A few years ago a man named Bill wanted to learn how to be a better manager and leader. He found an executive coach, and everything went great during their first meeting until the coach mentioned emotional intelligence (EQ). Bill said he had no interest in dealing with people’s emotions, he just wanted more effectiveness from his team.
Thankfully, Bill agreed, albeit reluctantly, to learn about EQ.
A common misunderstanding is that emotional intelligence means learning only about emotions. Emotions are just part of the picture. A simple way to define EQ is understanding that people want to feel safe, and exercising good EQ means creating an environment in which people can thrive while operating within their natural motivational, behavioral and cognitive styles without feeling criticized or squelched.

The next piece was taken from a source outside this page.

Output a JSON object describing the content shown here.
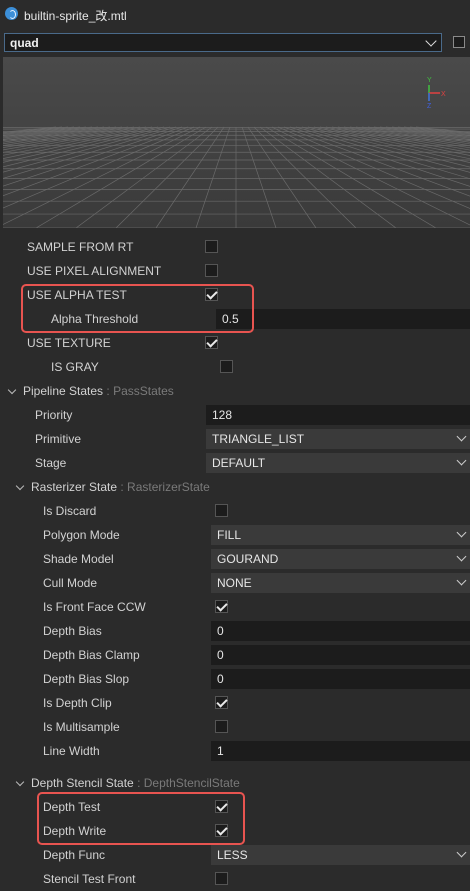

How do emotions factor in?
All humans are emotional creatures, and it’s important to remember that emotions factor into all aspects of how we operate.
For example, emotions play a large role in how we develop learned motivators. Strong positive or negative emotional experiences between the ages of 0 and 4 can create lasting imprints, and those imprints can attract us to or repel us from different activities.
As an illustration, think about a young child whose parents regularly criticize wealthy people, describing them as greedy and selfish. Such a strong emotional imprint can drive that person to avoid acquiring wealth throughout her whole life. A fear of criticism from those who care most about her may get in the way of her financial stability.
Learning EQ doesn’t require psychological training, it just helps to know that an emotional imprint affects what “drives” us.
Emotions also factor into behavioral styles. Those with Dominant/Driver styles tend to have short fuse. They get angry easily, but they cool off just as quickly. Influencing/Expressive types tend to be enthusiastic. Steady/Amiable types tend not to display their emotions, but it’s good to remember that still waters run deep. Conscientious/Analytical styles tend to fear the consequences of bad decisions.
Finally, know that emotions are also tied to Cognitive styles. Extraverts get excited about being with others, whereas introverts get emotionally drained if they’re around people too long. They need time to recharge! Also, “Feelers” tend to process information with greater expression, whereas “Thinkers” process in a more “matter-of-fact” fashion.
Bottom line, learning EQ isn’t all about studying emotions. However, knowing how emotions impact our motivations and how emotions are displayed in different behavioral and cognitive styles will give you insights in how to be a more effective manager or leader. EQ is not about controlling other’s emotions; it’s about knowing what to expect and adapting instead of criticizing.
In other words, if you know your own style and the styles of your coworkers, you can anticipate people’s tendencies and plan for them, thus making you more effective. This is what happened with Bill. And yes, now he’s a much more effective manager and leader.
Daniel Bobinski, M.Ed. is a best-selling author and a popular speaker at conferences and retreats. For more than 30 years he’s been working with teams and individuals (1:1 coaching) to help them achieve excellence. He was also teaching Emotional Intelligence since before it was a thing. Reach him through his website at MyWorkplaceExcellence.com or call his office at 208-375-7606.